Law will be speaking at the Edmonton Anarchist Bookfair at 7pm on Friday, October 2nd at the Ukrainian Centre, 11018 97 Street. She will also be leading a workshop at the Bookfair on how to support women in prison on Saturday from 2:30-3:30pm. Everyone is welcomed and encouraged to come to both events. She’ll be bringing our presence to the audience’s attention, so let’s have lots of people there!
Cross posted on Blogosarus Lex.
Hey everyone! You should all come to the Edmonton Anarchist Bookfair on October 2 at 7pm. Not only are there books, the keynote speaker this year is Vikki Law, an activist who, among many other things, supports women in prisons. Law works with women to get their writing out and her own writing brings attention the struggles and resistance of women prisoners. She will be speaking on “Women’s Resistance and Organising in Prison”. From her bio at PM Press:
After a brief stint as a teenage armed robber, she became involved in prisoner support. In 1996, she helped start Books Through Bars-New York City, a group that sends free books to prisoners nationwide. In 2000, she began concentrating on the needs and actions of women in prison, drawing attention to their issues by writing articles and giving public presentations. Since 2002, she has worked with women incarcerated nationwide to produce Tenacious: Art and Writings from Women in Prison and has facilitated having incarcerated women’s writings published in larger publications, such as Clamor magazine, the website “Women and Prison: A Site for Resistance” and the upcoming anthology Interrupted Lives.
I really recommend that you come and hear her speak. I’ve been reading about her this week as I’m hoping to interview her for CJSR’s Adamant Eve (Edmonton’s only feminist news radio show! Listen Fridays at 5:30 on CJSR 88.5 FM or online at www.cjsr.com!) and the work she does is really incredible. In facilitating Tenacious, she has given women a voice and forum. Her writing criticizes past research which has ignored uprising in women’s prisons and brings attention to issues facing women prisoners in the US, everything from the cost of tampons to the lack of jobs to the fact that the women lose all parental rights if their children have been in foster care for more than 15 months.
This Bitch interview (pdf) provides background information on Vikki Law’s work in prisons, while this interview with Grassroots Feminism provides more information about her work on Tenacious. And be sure to read Law’s own words on how Incarcerated Women Create Their Own Media.
I think creating a zine is something the committee should keep in mind for a potential future project. There are, of course, some questions around it. Do you think EIFW would let us? What would it look like if we did? What would producing it entail? Some of these questions may be answered in the lecture, and if they’re not we can ask!

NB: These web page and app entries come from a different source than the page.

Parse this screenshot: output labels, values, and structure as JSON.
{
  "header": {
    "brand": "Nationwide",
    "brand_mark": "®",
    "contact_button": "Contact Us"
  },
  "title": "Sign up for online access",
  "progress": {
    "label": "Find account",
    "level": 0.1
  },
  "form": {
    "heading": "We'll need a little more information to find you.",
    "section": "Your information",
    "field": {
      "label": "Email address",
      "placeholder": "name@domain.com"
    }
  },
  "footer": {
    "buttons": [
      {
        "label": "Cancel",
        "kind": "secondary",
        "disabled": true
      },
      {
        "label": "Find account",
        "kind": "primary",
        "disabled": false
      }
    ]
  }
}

I was just listening to an interview on CBC with Wally Lamb – and I didn’t realize the work he’s been doing (for the past 9 years) with women at the York Correctional Institute in Connecticut. The women from his prison writing workshop wrote a couple of books (which the institute tried to prevent from being published) and one of the women was awarded a PEN literary award.
Some of you may already be aware of this (the story is from 2004) but here’s a link for those who are interested to read/watch more:http://www.cbsnews.com/stories/2004/05/07/60minutes/main616203.shtml